WHAT YOU ARE ASKED TO DO
Nothing in the records should change; write them all out again.

Dataset items
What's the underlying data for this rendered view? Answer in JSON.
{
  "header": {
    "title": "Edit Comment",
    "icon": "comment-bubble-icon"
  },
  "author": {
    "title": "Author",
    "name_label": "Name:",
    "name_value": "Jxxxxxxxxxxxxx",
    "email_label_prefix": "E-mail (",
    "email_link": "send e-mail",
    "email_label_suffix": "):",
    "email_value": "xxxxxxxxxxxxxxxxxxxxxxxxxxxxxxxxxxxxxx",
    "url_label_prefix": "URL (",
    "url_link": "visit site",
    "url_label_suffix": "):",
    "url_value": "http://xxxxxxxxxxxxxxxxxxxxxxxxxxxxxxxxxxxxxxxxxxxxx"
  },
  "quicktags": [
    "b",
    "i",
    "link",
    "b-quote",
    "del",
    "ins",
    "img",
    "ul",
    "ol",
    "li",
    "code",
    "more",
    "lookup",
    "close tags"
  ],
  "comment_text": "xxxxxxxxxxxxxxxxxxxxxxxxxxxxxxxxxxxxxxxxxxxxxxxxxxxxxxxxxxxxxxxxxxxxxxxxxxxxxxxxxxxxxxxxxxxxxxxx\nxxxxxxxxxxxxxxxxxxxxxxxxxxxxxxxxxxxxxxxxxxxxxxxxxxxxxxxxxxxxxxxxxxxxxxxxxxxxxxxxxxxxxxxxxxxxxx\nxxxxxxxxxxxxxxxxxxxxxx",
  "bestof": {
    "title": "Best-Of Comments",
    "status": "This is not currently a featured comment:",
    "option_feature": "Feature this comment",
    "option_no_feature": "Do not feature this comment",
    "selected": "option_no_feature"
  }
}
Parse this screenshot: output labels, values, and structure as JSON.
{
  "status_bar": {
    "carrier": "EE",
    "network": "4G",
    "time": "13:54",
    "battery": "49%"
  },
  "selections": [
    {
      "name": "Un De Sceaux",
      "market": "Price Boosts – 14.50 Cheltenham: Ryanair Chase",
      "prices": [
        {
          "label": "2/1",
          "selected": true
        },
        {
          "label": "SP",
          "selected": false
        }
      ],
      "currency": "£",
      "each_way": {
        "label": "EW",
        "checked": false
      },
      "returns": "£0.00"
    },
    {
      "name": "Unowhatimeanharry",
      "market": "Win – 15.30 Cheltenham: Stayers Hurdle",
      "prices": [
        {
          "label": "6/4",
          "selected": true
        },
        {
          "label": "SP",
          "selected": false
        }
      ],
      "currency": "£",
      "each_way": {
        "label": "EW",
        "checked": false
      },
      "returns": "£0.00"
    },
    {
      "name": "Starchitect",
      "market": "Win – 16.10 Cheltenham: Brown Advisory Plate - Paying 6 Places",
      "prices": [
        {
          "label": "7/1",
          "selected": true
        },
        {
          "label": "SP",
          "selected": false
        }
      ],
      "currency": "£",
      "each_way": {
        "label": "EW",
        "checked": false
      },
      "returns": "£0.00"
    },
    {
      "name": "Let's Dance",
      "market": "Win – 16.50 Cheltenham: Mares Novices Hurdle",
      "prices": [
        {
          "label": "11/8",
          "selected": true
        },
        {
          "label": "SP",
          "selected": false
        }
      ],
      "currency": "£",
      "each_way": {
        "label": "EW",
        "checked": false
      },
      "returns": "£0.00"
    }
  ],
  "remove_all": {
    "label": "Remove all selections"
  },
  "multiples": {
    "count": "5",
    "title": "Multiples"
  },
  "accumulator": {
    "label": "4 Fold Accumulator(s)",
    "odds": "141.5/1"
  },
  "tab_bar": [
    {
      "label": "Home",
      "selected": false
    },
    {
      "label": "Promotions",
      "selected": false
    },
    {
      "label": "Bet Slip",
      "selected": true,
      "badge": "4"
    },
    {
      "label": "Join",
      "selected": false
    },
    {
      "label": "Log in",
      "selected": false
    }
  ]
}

EXERCISE SOLUTION
What's the underlying data for this rendered view? Answer in JSON.
{
  "header": {
    "title": "Edit Comment",
    "icon": "comment-bubble-icon"
  },
  "author": {
    "title": "Author",
    "name_label": "Name:",
    "name_value": "Jxxxxxxxxxxxxx",
    "email_label_prefix": "E-mail (",
    "email_link": "send e-mail",
    "email_label_suffix": "):",
    "email_value": "xxxxxxxxxxxxxxxxxxxxxxxxxxxxxxxxxxxxxx",
    "url_label_prefix": "URL (",
    "url_link": "visit site",
    "url_label_suffix": "):",
    "url_value": "http://xxxxxxxxxxxxxxxxxxxxxxxxxxxxxxxxxxxxxxxxxxxxx"
  },
  "quicktags": [
    "b",
    "i",
    "link",
    "b-quote",
    "del",
    "ins",
    "img",
    "ul",
    "ol",
    "li",
    "code",
    "more",
    "lookup",
    "close tags"
  ],
  "comment_text": "xxxxxxxxxxxxxxxxxxxxxxxxxxxxxxxxxxxxxxxxxxxxxxxxxxxxxxxxxxxxxxxxxxxxxxxxxxxxxxxxxxxxxxxxxxxxxxxx\nxxxxxxxxxxxxxxxxxxxxxxxxxxxxxxxxxxxxxxxxxxxxxxxxxxxxxxxxxxxxxxxxxxxxxxxxxxxxxxxxxxxxxxxxxxxxxx\nxxxxxxxxxxxxxxxxxxxxxx",
  "bestof": {
    "title": "Best-Of Comments",
    "status": "This is not currently a featured comment:",
    "option_feature": "Feature this comment",
    "option_no_feature": "Do not feature this comment",
    "selected": "option_no_feature"
  }
}
Parse this screenshot: output labels, values, and structure as JSON.
{
  "status_bar": {
    "carrier": "EE",
    "network": "4G",
    "time": "13:54",
    "battery": "49%"
  },
  "selections": [
    {
      "name": "Un De Sceaux",
      "market": "Price Boosts – 14.50 Cheltenham: Ryanair Chase",
      "prices": [
        {
          "label": "2/1",
          "selected": true
        },
        {
          "label": "SP",
          "selected": false
        }
      ],
      "currency": "£",
      "each_way": {
        "label": "EW",
        "checked": false
      },
      "returns": "£0.00"
    },
    {
      "name": "Unowhatimeanharry",
      "market": "Win – 15.30 Cheltenham: Stayers Hurdle",
      "prices": [
        {
          "label": "6/4",
          "selected": true
        },
        {
          "label": "SP",
          "selected": false
        }
      ],
      "currency": "£",
      "each_way": {
        "label": "EW",
        "checked": false
      },
      "returns": "£0.00"
    },
    {
      "name": "Starchitect",
      "market": "Win – 16.10 Cheltenham: Brown Advisory Plate - Paying 6 Places",
      "prices": [
        {
          "label": "7/1",
          "selected": true
        },
        {
          "label": "SP",
          "selected": false
        }
      ],
      "currency": "£",
      "each_way": {
        "label": "EW",
        "checked": false
      },
      "returns": "£0.00"
    },
    {
      "name": "Let's Dance",
      "market": "Win – 16.50 Cheltenham: Mares Novices Hurdle",
      "prices": [
        {
          "label": "11/8",
          "selected": true
        },
        {
          "label": "SP",
          "selected": false
        }
      ],
      "currency": "£",
      "each_way": {
        "label": "EW",
        "checked": false
      },
      "returns": "£0.00"
    }
  ],
  "remove_all": {
    "label": "Remove all selections"
  },
  "multiples": {
    "count": "5",
    "title": "Multiples"
  },
  "accumulator": {
    "label": "4 Fold Accumulator(s)",
    "odds": "141.5/1"
  },
  "tab_bar": [
    {
      "label": "Home",
      "selected": false
    },
    {
      "label": "Promotions",
      "selected": false
    },
    {
      "label": "Bet Slip",
      "selected": true,
      "badge": "4"
    },
    {
      "label": "Join",
      "selected": false
    },
    {
      "label": "Log in",
      "selected": false
    }
  ]
}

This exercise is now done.